Programming As State Machine Construction
Finally, I come to the main point.
Has any of these helped me solve my problems with my previous approach? Hell Yeah!!!
- Immutability in Scala/Erlang helps me avoid a very nasty class of concurrency problems... race conditions in multithreaded Java code.
- Immutability also encourages localized variable definitions, which encourages what I call "terminal functions". These are functions whose scopes terminate in themselves. The have all they need inside them, without looking for a global or class wide state. Everything is either passed in or initialized there. And debugging them is WAAAAAAYYYYY simpler :)
- Higher Order Functions, Anonymous functions and Currying, provide some of the bassaddest refactoring tools known to man (and woman... if she can program :) ). Its just sooooo cool refactoring code in these languages. Even Python has to take a back seat sometimes, and that is saying a LOT because Python is darned flexible.
- Tail Recursion (probably my favourite feature): Allows me to write pure State Machines. Some event driven, some acceptor state machines. This has been my biggest boost in the last couple of months. I sit down and come up with 3 types of diagrams:
- An application layering diagram, that gives me the various service layers and defines the protocols, contracts and messages between each layer.
- A State Transition Diagram or and State Table, which describes completely all the states for each layer and the messages and transitions between them
- A flowchat for each state in each state State Machine in each application layer. I now sit down and virtually translate the diagram into code that works without suprises!! I never felt this was possible in such a short time.
I use the Erlang/OTP framework, especialy gen_server, gen_fsm and gen_event, a lot to simplify my life and use Scala Actors intensively. I plan to try out the Scala/OTP library that is being built here: http://github.com/jboner/scala-otp/tree/master
I'm in the business of software, and one of our company motos and policies is to solve hard problems that plague our clients. We continually come up with innovative solutions and deliver them, and most of them end up being used by lots of concurrent users.
Scala and Erlang have shown in a very short time, that the future will be pretty different from what we currently know today. I think the era of the Swarm is upon us, where most of our applications are going to be used by a myriad of users. The ability to be able to write correct code that is easily debuggable and run in a scalable environment is going to be more and more of a differentiating factor, and hopefully, that can translate into pre-forty year old retirement ;)

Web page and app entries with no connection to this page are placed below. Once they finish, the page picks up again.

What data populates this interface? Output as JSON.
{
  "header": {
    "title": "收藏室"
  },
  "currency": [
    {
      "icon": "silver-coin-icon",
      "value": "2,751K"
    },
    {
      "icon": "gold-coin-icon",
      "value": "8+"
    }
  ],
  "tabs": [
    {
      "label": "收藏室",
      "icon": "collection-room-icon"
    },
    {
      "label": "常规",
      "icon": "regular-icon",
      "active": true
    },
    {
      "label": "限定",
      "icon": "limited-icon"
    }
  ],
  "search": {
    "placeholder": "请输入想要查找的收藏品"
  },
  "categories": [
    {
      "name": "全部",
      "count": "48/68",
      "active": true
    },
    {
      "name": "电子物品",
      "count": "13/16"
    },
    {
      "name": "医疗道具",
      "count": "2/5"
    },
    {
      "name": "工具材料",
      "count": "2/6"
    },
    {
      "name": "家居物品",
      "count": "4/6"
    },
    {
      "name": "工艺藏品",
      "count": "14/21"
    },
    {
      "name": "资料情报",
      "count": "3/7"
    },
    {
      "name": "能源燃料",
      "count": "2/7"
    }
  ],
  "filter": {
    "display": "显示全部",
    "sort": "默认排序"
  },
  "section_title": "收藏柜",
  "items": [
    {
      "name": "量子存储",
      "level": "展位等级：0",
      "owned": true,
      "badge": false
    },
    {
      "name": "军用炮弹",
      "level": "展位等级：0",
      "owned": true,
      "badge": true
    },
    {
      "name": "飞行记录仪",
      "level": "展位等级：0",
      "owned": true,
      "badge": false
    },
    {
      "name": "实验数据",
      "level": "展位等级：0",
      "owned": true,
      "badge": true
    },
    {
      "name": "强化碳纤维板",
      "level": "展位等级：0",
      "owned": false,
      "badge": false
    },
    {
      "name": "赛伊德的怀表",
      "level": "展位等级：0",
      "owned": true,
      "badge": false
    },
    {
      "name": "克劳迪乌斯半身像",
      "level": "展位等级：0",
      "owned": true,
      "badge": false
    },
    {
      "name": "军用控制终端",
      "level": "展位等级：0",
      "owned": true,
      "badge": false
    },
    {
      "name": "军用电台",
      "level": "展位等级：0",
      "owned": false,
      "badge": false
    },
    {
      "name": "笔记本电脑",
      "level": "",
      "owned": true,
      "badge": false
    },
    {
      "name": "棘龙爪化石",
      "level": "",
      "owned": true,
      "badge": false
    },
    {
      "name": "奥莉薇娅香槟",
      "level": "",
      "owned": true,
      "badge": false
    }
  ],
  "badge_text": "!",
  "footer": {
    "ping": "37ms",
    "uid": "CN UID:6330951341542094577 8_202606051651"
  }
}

In all seriousness, if you've not looked at a Functional programming language for your choice platform, you do your self a serious disservice, which can only be fixed by looking into one, SERIOUSLY as soon as possible.